[Dataset entries]
□ □ □ □
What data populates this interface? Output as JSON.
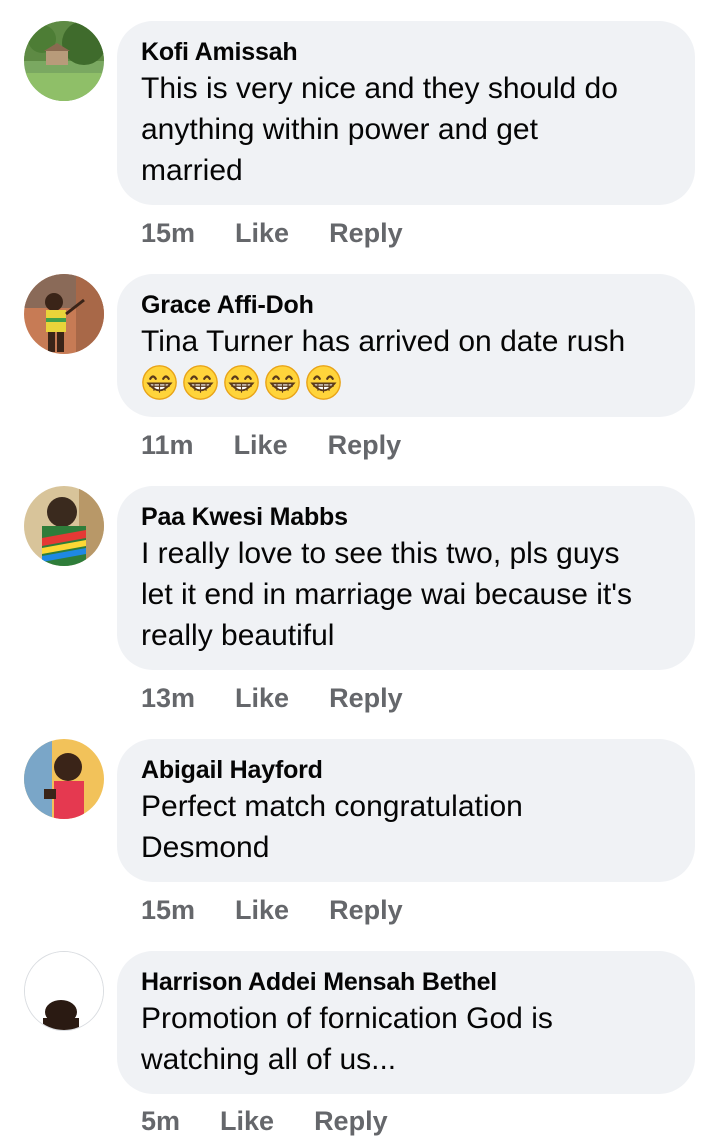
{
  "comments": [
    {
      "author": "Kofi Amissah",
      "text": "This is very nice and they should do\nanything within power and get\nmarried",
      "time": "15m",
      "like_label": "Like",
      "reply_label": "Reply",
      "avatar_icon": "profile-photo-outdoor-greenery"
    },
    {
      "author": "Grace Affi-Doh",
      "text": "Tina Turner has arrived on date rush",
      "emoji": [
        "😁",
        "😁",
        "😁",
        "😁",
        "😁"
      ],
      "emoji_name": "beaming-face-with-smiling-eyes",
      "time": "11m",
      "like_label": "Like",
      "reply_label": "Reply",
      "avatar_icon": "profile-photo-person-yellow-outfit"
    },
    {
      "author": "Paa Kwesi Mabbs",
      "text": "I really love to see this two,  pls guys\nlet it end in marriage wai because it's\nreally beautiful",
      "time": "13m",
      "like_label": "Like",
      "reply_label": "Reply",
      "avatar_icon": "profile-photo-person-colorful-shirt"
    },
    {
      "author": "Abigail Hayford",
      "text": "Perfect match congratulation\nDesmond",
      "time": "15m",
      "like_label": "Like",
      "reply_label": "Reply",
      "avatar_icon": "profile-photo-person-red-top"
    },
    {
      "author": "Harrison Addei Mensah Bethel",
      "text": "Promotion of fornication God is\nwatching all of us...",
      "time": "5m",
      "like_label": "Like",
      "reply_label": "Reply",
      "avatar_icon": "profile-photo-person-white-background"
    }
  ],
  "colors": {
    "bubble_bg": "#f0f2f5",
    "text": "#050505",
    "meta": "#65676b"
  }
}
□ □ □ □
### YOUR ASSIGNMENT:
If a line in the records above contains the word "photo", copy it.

### TASK SOLUTION:
      "avatar_icon": "profile-photo-outdoor-greenery"
      "avatar_icon": "profile-photo-person-yellow-outfit"
      "avatar_icon": "profile-photo-person-colorful-shirt"
      "avatar_icon": "profile-photo-person-red-top"
      "avatar_icon": "profile-photo-person-white-background"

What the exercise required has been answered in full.